Established in 1945 by Madame Carven, wife of Swiss industrialist Réné Grog (1896-1981), the House of Carven originally catered to the petite woman.
The move was bold and innovative during that time. Niche market targeting was almost unheard of. But Madame Carven who stood only 1m55 believed that petite woman should be able to dress up well also.
Today the Carven label can be found throughout the world as a result of extensive distribution of licensed products and especially Carven's perfume Ma Griffe, in its familiar white and green packaging. Madame Carven always includes a signature white and green dress in her collections, which, to this day, stand for a tasteful style of charm and beauty that complements the wearer no matter her proportions.
The late 1990s were a period of change for the House of Carven. In 1995 the company was reorganized, with the perfume, couture and accessories divisions merged and Angelo Tarlazzi taking over as artistic director of couture. Three years later, in 1998, the Daniel Harlant Group, a French perfume firm, acquired Carven, whose financial performance was marred by a large amount of debt. Although Harlant was thought to be mainly interested in Carven's fragrance line, it focused on the house's couture activities as well, hiring Edward Achour as artistic director the same year it purchased the company. The Harlant Group also expanded Carven's licensing activity, signing a large ready-to-wear partner almost immediately. Carven is operate independently from the Harlant Group's other businesses.

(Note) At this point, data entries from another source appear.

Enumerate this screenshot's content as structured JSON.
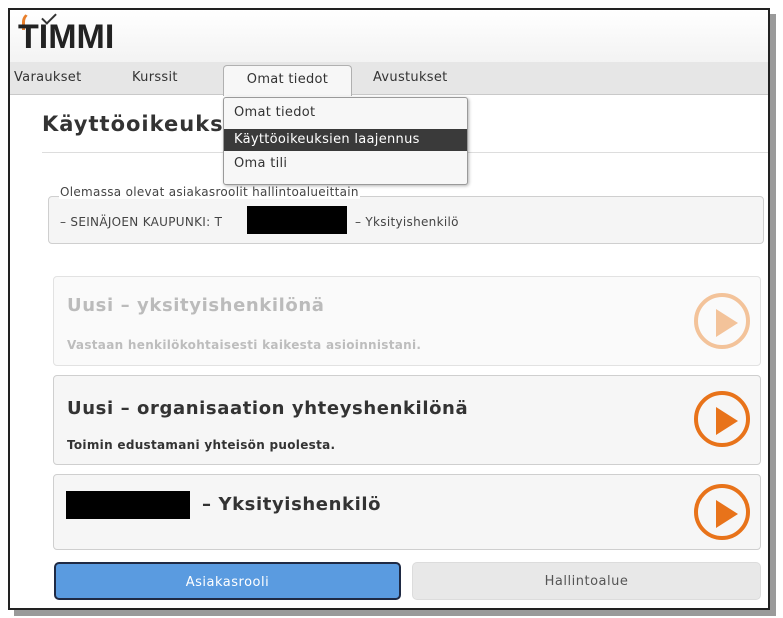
{
  "app": {
    "logo": "TIMMI"
  },
  "nav": {
    "items": [
      "Varaukset",
      "Kurssit",
      "Omat tiedot",
      "Avustukset"
    ],
    "active": "Omat tiedot"
  },
  "dropdown": {
    "items": [
      "Omat tiedot",
      "Käyttöoikeuksien laajennus",
      "Oma tili"
    ],
    "selected": "Käyttöoikeuksien laajennus"
  },
  "page": {
    "title": "Käyttöoikeuks"
  },
  "existing_roles": {
    "legend": "Olemassa olevat asiakasroolit hallintoalueittain",
    "row_prefix": "– SEINÄJOEN KAUPUNKI: ",
    "row_prefix_char": "T",
    "row_suffix": "– Yksityishenkilö"
  },
  "options": [
    {
      "title": "Uusi – yksityishenkilönä",
      "subtitle": "Vastaan henkilökohtaisesti kaikesta asioinnistani.",
      "enabled": false
    },
    {
      "title": "Uusi – organisaation yhteyshenkilönä",
      "subtitle": "Toimin edustamani yhteisön puolesta.",
      "enabled": true
    },
    {
      "title": "– Yksityishenkilö",
      "subtitle": "",
      "enabled": true
    }
  ],
  "tabs": {
    "primary": "Asiakasrooli",
    "secondary": "Hallintoalue"
  },
  "colors": {
    "accent": "#e8731a",
    "primary_button": "#5a9be0",
    "menu_selected": "#3a3a3a"
  }
}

Carven has attempted to reverse its somewhat conservative image in the fragrance category, the area for which the company is probably best known on a global basis, especially in North America. Company executives told Women's Wear Daily in December 2000 that the perfume division hoped to emulate the changes that had occurred since Achour had taken over in couture. His creations appeal to a younger consumer than Carven has historically attracted. The fragrance division began to reposition itself in the late 1990s, introducing the men's fragrance Carven Homme to target male consumers in their 30s, an unfilled niche for the house. A new women's scent, Variations, launched in 2001, was aimed at the same age bracket among females.
In terms of marketing, Carven has long supported its image by sponsoring events appealing to its upscale clientéle, including book fairs, horse races, and sailing and golf competitions. It continues this tradition today and also gives back to the fashion industry by offering grants to assist young designers just getting started.
Even without the active participation of Madame Carven since the mid-1990s, Carven maintains its haute couture image around the world. This profile is not only furthered by its seasonal collections but, perhaps even more, by a wide range of licensed luxury products, including leather goods, fragrances, jewelry, watches, pens, cognac and champagne, carpets, porcelain, furniture, corporate gifts, and uniforms. All told, more than 60 licensees market Carven branded products worldwide.
Carven was known for her ultra-feminine detailing on clothing, such as white on white and lace, and embroidery trim. She produced delicately scaled clothing.